It might be too early to say that McIlroy has arrived, although the buzz around him suggests that.
Even so, the timing couldn’t be better for him—or worse for Woods.
The longer Woods stays away, the easier it becomes for someone else to fill the void. Right now, that void is filled by McIlroy, with a little help from his European friends.
The new No 1 is Luke Donald, the same player who Woods smoked in the final round of the 2006 PGA Championship at Medinah. Another guy who reached the top of the world ranking was Martin Kaymer. Along with winning the PGA Championship last year at age 25, Kaymer started the season at Abu Dhabi and won by eight shots against the strongest field assembled this year in Europe. It was a blowout that only Woods used to deliver against such competition.
Woods still commands plenty of attention. That much was evident on Tuesday at Aronimink, when a local TV reporter went live to announce that Woods was about to enter the room, and when the press conference was delayed 45 seconds so Golf Channel could carry it live. His prolonged absence will make his return that much more celebrated.
Right now, about the only intrigue with Woods is when he’ll play.
“He would quite possibly be missed less at this moment than when things happened a while back,” Justin Rose said. “But I think it’s because we’re getting used to him not being around as much. It’s been a couple years almost now, so there’s been a lot of other great stories in the meantime, a lot of opportunities for other guys to get their name in lights, and a lot of other reasons for fans to identify with other players, too.
“I think as time has gone by, we’ve been forced to have to look for new favourites, as well.”
Woods, indeed, has created ample opportunities. He won 31 times on the PGA Tour in the five years before his personal life caved in around him. His lowest output came in 2008, when he missed half the year because of knee surgery. Woods played six times on the PGA Tour and won four tournaments, including his 14th Major at the US Open.
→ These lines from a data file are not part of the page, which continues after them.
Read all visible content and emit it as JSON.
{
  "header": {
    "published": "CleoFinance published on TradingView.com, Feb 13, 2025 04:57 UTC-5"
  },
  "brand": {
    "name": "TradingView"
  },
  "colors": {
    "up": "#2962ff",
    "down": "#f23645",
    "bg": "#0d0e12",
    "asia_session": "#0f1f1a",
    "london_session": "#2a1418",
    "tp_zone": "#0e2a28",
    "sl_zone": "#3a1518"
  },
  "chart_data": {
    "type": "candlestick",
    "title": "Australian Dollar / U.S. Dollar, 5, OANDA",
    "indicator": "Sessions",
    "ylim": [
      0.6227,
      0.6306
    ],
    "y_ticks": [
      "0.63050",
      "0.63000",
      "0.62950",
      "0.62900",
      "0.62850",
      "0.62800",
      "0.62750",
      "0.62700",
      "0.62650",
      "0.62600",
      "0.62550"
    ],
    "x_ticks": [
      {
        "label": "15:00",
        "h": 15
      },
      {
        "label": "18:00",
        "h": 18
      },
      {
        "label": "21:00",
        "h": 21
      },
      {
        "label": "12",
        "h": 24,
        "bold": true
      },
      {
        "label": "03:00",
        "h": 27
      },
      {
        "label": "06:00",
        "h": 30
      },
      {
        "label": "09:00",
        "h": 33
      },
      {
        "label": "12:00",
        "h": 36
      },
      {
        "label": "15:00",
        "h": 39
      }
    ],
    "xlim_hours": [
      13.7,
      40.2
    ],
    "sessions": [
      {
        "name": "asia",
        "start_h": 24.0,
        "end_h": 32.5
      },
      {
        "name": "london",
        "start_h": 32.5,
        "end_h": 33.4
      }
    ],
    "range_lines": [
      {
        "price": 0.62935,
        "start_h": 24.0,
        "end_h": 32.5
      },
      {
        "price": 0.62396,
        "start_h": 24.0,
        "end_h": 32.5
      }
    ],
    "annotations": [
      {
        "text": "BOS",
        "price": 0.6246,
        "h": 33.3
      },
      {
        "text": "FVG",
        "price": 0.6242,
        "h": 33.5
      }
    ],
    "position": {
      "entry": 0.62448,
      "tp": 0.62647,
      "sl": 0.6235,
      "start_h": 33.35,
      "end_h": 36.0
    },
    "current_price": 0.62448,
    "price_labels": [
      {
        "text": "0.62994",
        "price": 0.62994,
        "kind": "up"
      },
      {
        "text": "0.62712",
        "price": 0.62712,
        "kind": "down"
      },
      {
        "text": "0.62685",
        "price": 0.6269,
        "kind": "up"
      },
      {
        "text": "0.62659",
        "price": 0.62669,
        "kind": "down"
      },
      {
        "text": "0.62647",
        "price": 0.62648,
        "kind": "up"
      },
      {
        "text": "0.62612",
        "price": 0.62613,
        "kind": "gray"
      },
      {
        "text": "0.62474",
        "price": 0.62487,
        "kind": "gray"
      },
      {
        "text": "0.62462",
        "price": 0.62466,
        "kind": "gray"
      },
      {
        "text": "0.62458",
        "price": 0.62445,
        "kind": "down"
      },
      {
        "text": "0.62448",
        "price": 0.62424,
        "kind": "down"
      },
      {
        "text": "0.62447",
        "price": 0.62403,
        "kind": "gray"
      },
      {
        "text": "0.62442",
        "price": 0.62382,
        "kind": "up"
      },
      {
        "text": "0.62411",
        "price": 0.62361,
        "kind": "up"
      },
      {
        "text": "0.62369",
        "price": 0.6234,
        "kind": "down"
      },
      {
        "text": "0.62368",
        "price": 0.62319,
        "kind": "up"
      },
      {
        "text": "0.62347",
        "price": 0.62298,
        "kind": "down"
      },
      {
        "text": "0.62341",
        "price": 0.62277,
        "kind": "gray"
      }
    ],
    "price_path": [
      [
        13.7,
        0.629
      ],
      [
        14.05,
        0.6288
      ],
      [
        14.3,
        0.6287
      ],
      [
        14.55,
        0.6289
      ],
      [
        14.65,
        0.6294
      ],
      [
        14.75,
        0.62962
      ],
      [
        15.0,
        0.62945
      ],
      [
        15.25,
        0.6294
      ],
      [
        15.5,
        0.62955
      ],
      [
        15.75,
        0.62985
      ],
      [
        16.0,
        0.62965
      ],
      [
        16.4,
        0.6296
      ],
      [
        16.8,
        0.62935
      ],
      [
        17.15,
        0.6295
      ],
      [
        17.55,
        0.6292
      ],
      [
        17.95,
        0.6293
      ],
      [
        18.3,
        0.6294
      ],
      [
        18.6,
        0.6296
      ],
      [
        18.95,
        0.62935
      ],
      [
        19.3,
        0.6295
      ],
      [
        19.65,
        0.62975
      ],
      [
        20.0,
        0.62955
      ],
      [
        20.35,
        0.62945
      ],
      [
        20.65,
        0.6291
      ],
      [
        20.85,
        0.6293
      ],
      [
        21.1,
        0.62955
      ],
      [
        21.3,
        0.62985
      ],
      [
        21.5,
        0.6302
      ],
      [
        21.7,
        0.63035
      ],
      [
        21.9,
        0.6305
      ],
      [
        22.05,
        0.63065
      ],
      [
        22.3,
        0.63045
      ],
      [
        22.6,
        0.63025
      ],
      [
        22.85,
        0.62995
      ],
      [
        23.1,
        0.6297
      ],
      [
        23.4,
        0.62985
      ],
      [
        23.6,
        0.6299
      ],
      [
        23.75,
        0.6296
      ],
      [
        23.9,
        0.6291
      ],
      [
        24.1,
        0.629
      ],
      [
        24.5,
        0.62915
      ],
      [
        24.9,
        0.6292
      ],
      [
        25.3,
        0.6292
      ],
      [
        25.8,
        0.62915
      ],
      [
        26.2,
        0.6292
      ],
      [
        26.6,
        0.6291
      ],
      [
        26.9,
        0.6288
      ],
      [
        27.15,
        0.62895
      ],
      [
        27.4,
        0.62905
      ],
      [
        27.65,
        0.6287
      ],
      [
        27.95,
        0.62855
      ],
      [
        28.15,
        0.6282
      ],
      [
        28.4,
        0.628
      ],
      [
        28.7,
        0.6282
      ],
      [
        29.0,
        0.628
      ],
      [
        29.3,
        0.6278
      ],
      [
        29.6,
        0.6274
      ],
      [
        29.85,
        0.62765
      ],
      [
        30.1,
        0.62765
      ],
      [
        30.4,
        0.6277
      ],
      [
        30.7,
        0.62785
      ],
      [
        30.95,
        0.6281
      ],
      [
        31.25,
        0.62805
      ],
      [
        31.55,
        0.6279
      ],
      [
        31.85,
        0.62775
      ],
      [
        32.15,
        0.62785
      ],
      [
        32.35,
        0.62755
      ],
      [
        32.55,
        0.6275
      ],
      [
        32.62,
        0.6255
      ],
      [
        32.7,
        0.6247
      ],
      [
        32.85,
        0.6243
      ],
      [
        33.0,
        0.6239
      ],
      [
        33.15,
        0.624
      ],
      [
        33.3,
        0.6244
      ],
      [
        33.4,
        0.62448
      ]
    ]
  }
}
In the last two years when he hasn’t won—and hasn’t played all that much—no one has won four times in a year on tour. Jim Furyk won three times in 2010, a career season for him.
Perhaps that explains why there have been 23 first-time winners on the PGA Tour since the start of 2010, and why the last five Major champions were first-time winners of Grand Slam events.
Woods, meanwhile, is bemused by talk of him in the past tense.
“I’m 35. I’m not 65,” he said. “I’ve still got some years ahead of me. Golf is unlike any other sport. I mean, [Tom)]Watson was what, 59 years old when he almost won? We can play for a very long time.”
At the moment, Woods is gone, and becoming forgotten. That’s not likely to change until he returns.—Sapa-AP